>>>>>

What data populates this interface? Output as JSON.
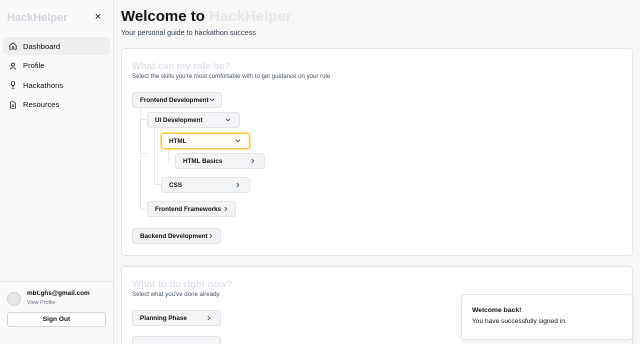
{
  "sidebar": {
    "logo": "HackHelper",
    "close_label": "×",
    "items": [
      {
        "label": "Dashboard",
        "icon": "home-icon"
      },
      {
        "label": "Profile",
        "icon": "user-icon"
      },
      {
        "label": "Hackathons",
        "icon": "trophy-icon"
      },
      {
        "label": "Resources",
        "icon": "document-icon"
      }
    ],
    "user_email": "mbt.ghs@gmail.com",
    "view_profile": "View Profile",
    "signout_label": "Sign Out"
  },
  "header": {
    "title_prefix": "Welcome to ",
    "title_brand": "HackHelper",
    "subtitle": "Your personal guide to hackathon success"
  },
  "role_card": {
    "title": "What can my role be?",
    "subtitle": "Select the skills you're most comfortable with to get guidance on your role",
    "nodes": {
      "frontend": "Frontend Development",
      "ui": "UI Development",
      "html": "HTML",
      "html_basics": "HTML Basics",
      "css": "CSS",
      "frameworks": "Frontend Frameworks",
      "backend": "Backend Development"
    }
  },
  "todo_card": {
    "title": "What to do right now?",
    "subtitle": "Select what you've done already",
    "planning": "Planning Phase"
  },
  "toast": {
    "title": "Welcome back!",
    "message": "You have successfully signed in."
  },
  "colors": {
    "selected_border": "#f6c453",
    "brand_muted": "#e5e7eb"
  }
}
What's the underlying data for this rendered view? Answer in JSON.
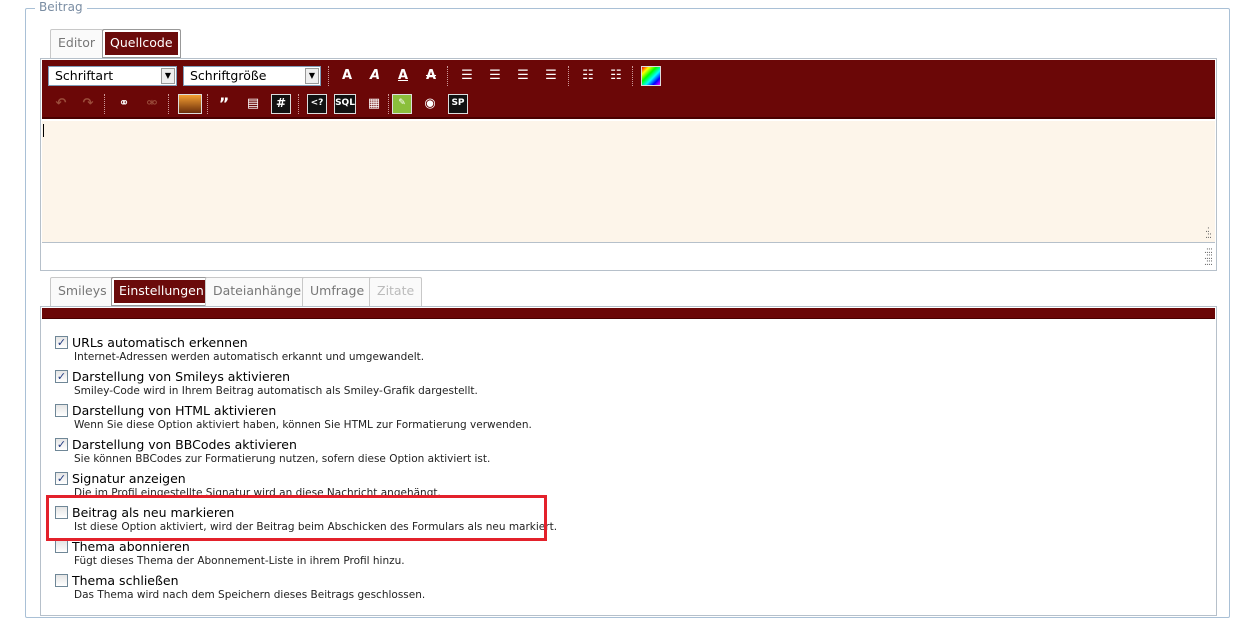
{
  "fieldset": {
    "legend": "Beitrag"
  },
  "editor_tabs": [
    {
      "label": "Editor",
      "active": false
    },
    {
      "label": "Quellcode",
      "active": true
    }
  ],
  "toolbar": {
    "font_select": "Schriftart",
    "size_select": "Schriftgröße",
    "quote_label": "”",
    "code_label": "#",
    "php_label": "<?",
    "sql_label": "SQL",
    "sp_label": "SP"
  },
  "settings_tabs": [
    {
      "label": "Smileys",
      "active": false
    },
    {
      "label": "Einstellungen",
      "active": true
    },
    {
      "label": "Dateianhänge",
      "active": false
    },
    {
      "label": "Umfrage",
      "active": false
    },
    {
      "label": "Zitate",
      "disabled": true
    }
  ],
  "options": [
    {
      "label": "URLs automatisch erkennen",
      "desc": "Internet-Adressen werden automatisch erkannt und umgewandelt.",
      "checked": true
    },
    {
      "label": "Darstellung von Smileys aktivieren",
      "desc": "Smiley-Code wird in Ihrem Beitrag automatisch als Smiley-Grafik dargestellt.",
      "checked": true
    },
    {
      "label": "Darstellung von HTML aktivieren",
      "desc": "Wenn Sie diese Option aktiviert haben, können Sie HTML zur Formatierung verwenden.",
      "checked": false
    },
    {
      "label": "Darstellung von BBCodes aktivieren",
      "desc": "Sie können BBCodes zur Formatierung nutzen, sofern diese Option aktiviert ist.",
      "checked": true
    },
    {
      "label": "Signatur anzeigen",
      "desc": "Die im Profil eingestellte Signatur wird an diese Nachricht angehängt.",
      "checked": true
    },
    {
      "label": "Beitrag als neu markieren",
      "desc": "Ist diese Option aktiviert, wird der Beitrag beim Abschicken des Formulars als neu markiert.",
      "checked": false
    },
    {
      "label": "Thema abonnieren",
      "desc": "Fügt dieses Thema der Abonnement-Liste in ihrem Profil hinzu.",
      "checked": false
    },
    {
      "label": "Thema schließen",
      "desc": "Das Thema wird nach dem Speichern dieses Beitrags geschlossen.",
      "checked": false
    }
  ],
  "check_mark": "✓",
  "colors": {
    "accent": "#6b0707",
    "highlight": "#e3212b"
  }
}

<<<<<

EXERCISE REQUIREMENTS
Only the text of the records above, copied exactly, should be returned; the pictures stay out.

COMPLETED TASK
What data populates this interface? Output as JSON.
{
  "sidebar": {
    "logo": "HackHelper",
    "close_label": "×",
    "items": [
      {
        "label": "Dashboard",
        "icon": "home-icon"
      },
      {
        "label": "Profile",
        "icon": "user-icon"
      },
      {
        "label": "Hackathons",
        "icon": "trophy-icon"
      },
      {
        "label": "Resources",
        "icon": "document-icon"
      }
    ],
    "user_email": "mbt.ghs@gmail.com",
    "view_profile": "View Profile",
    "signout_label": "Sign Out"
  },
  "header": {
    "title_prefix": "Welcome to ",
    "title_brand": "HackHelper",
    "subtitle": "Your personal guide to hackathon success"
  },
  "role_card": {
    "title": "What can my role be?",
    "subtitle": "Select the skills you're most comfortable with to get guidance on your role",
    "nodes": {
      "frontend": "Frontend Development",
      "ui": "UI Development",
      "html": "HTML",
      "html_basics": "HTML Basics",
      "css": "CSS",
      "frameworks": "Frontend Frameworks",
      "backend": "Backend Development"
    }
  },
  "todo_card": {
    "title": "What to do right now?",
    "subtitle": "Select what you've done already",
    "planning": "Planning Phase"
  },
  "toast": {
    "title": "Welcome back!",
    "message": "You have successfully signed in."
  },
  "colors": {
    "selected_border": "#f6c453",
    "brand_muted": "#e5e7eb"
  }
}
What's the underlying data for this rendered view? Answer in JSON.
{
  "fieldset": {
    "legend": "Beitrag"
  },
  "editor_tabs": [
    {
      "label": "Editor",
      "active": false
    },
    {
      "label": "Quellcode",
      "active": true
    }
  ],
  "toolbar": {
    "font_select": "Schriftart",
    "size_select": "Schriftgröße",
    "quote_label": "”",
    "code_label": "#",
    "php_label": "<?",
    "sql_label": "SQL",
    "sp_label": "SP"
  },
  "settings_tabs": [
    {
      "label": "Smileys",
      "active": false
    },
    {
      "label": "Einstellungen",
      "active": true
    },
    {
      "label": "Dateianhänge",
      "active": false
    },
    {
      "label": "Umfrage",
      "active": false
    },
    {
      "label": "Zitate",
      "disabled": true
    }
  ],
  "options": [
    {
      "label": "URLs automatisch erkennen",
      "desc": "Internet-Adressen werden automatisch erkannt und umgewandelt.",
      "checked": true
    },
    {
      "label": "Darstellung von Smileys aktivieren",
      "desc": "Smiley-Code wird in Ihrem Beitrag automatisch als Smiley-Grafik dargestellt.",
      "checked": true
    },
    {
      "label": "Darstellung von HTML aktivieren",
      "desc": "Wenn Sie diese Option aktiviert haben, können Sie HTML zur Formatierung verwenden.",
      "checked": false
    },
    {
      "label": "Darstellung von BBCodes aktivieren",
      "desc": "Sie können BBCodes zur Formatierung nutzen, sofern diese Option aktiviert ist.",
      "checked": true
    },
    {
      "label": "Signatur anzeigen",
      "desc": "Die im Profil eingestellte Signatur wird an diese Nachricht angehängt.",
      "checked": true
    },
    {
      "label": "Beitrag als neu markieren",
      "desc": "Ist diese Option aktiviert, wird der Beitrag beim Abschicken des Formulars als neu markiert.",
      "checked": false
    },
    {
      "label": "Thema abonnieren",
      "desc": "Fügt dieses Thema der Abonnement-Liste in ihrem Profil hinzu.",
      "checked": false
    },
    {
      "label": "Thema schließen",
      "desc": "Das Thema wird nach dem Speichern dieses Beitrags geschlossen.",
      "checked": false
    }
  ],
  "check_mark": "✓",
  "colors": {
    "accent": "#6b0707",
    "highlight": "#e3212b"
  }
}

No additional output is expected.